CINCINNATI -- With Christmas behind us and short days ahead, it’s a perfect time to curl up with a book – or Nook – and contemplate the new year.
We’ve given some thought to what has inspired farm-to-table chefs and sustainable farmers – in particular what they’ve been reading amid the burgeoning body of literature on food, cooking and the environment.
Here are a few titles recommended by food folks in the area, with a couple of my own favorites thrown in for good measure:

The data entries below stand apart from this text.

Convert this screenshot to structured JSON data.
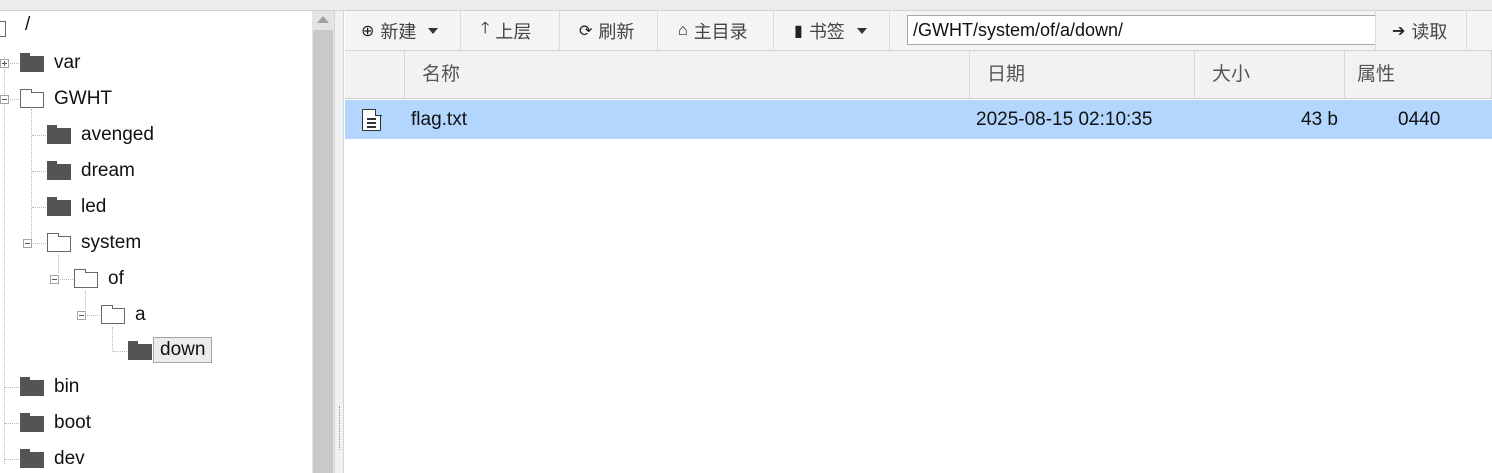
{
  "tree": {
    "root": "/",
    "items": [
      {
        "label": "var"
      },
      {
        "label": "GWHT"
      },
      {
        "label": "avenged"
      },
      {
        "label": "dream"
      },
      {
        "label": "led"
      },
      {
        "label": "system"
      },
      {
        "label": "of"
      },
      {
        "label": "a"
      },
      {
        "label": "down"
      },
      {
        "label": "bin"
      },
      {
        "label": "boot"
      },
      {
        "label": "dev"
      }
    ]
  },
  "toolbar": {
    "new_label": "新建",
    "up_label": "上层",
    "refresh_label": "刷新",
    "home_label": "主目录",
    "bookmark_label": "书签",
    "path_value": "/GWHT/system/of/a/down/",
    "read_label": "读取"
  },
  "table": {
    "columns": [
      "名称",
      "日期",
      "大小",
      "属性"
    ],
    "rows": [
      {
        "name": "flag.txt",
        "date": "2025-08-15 02:10:35",
        "size": "43 b",
        "attr": "0440"
      }
    ]
  },
  "colors": {
    "selection": "#b3d6ff",
    "toolbar_bg": "#f4f4f4"
  }
}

• Published in 2006, Michael Pollan’s "The Omnivore’s Dilemma: A Natural History of Four Meals," is now a classic – and was the first book mentioned by Meghan Hill Gambrill, crops manager at Turner Farm in Indian Hill. Pollan takes a historical look at food chains, concluding that first-world eaters are overwhelmed with choices as a result of global distribution, preservatives and refrigeration, and industrial agricultural practices.
Gambrill said she also was particularly inspired by Mark Shepard’s "Restoration Agriculture," though, she said, “I have not yet been able to put any of his ideas into practice. … From the eater’s perspective, I feel that (chef and writer) Dan Barber’s 'The Third Plate’ approaches consumption in a similar vein as Shepard’s book approaches production. Shepard speaks to how we can grow food in a way that repairs our environment; Barber speaks to how we can eat food in a way that repairs our environment.”
• Poet Wendell Berry of New Castle, Kentucky, has long studied and advocated – through The Berry Center – simpler, sustainable practices in agriculture. His 1997 collection of essays, "The Unsettling of America: Culture & Agriculture," is a pleasure to read in its own right. This is a book not just about farming but about life, by a major American writer.
• Some farm-to-table chefs are influenced by the books of other chefs. José Salazar, chef-proprietor of Salazar and Mita restaurants, said he drew inspiration from Michel Bras’ book. “ 'Essential Cuisine' really inspired me as a young cook,” Salazar responded by email. “Also, like many other chefs, the 'French Laundry Cookbook' was something special” when he was younger.
• As for vegetarianism – or not – novelist Jonathan Safran Foer’s "Eating Animals" from 2009 takes a thorough look at all aspects of meat production. Another classic.
• On the farm-business side of things, some books that were mentioned by a publicity-shy area farm-to-table professional: "Elliot Coleman's Four Season growing books; Richard Wiswall's books on the business side of farming; Joel Salatin's books on livestock farming, such as 'Folks, This Ain’t Normal' and 'Farms with a Future,' profiles of farmers across the country, their struggles and their successes.”
• Another business-shelf volume, "Natural Prophets," by Joe Dobrow, focuses on entrepreneurial leaders who introduced big-business organics via companies like Whole Foods.
• One of my own favorites is "The One Straw Revolution," by Japanese philosopher-farmer Masanobu Fukuoka. Written in 1978, this memoir, which is also a how-to on Fukuoka’s no-tilling practice of agriculture, was ahead of its time, and it’s a quiet joy to read.
• Finally, Dana Gunders’ "Waste Free Kitchen: A Guide To Eating Well and Saving Money By Wasting Less Food," published in 2015, is compact and full of information on things such as which foods go bad first and, even more importantly, why.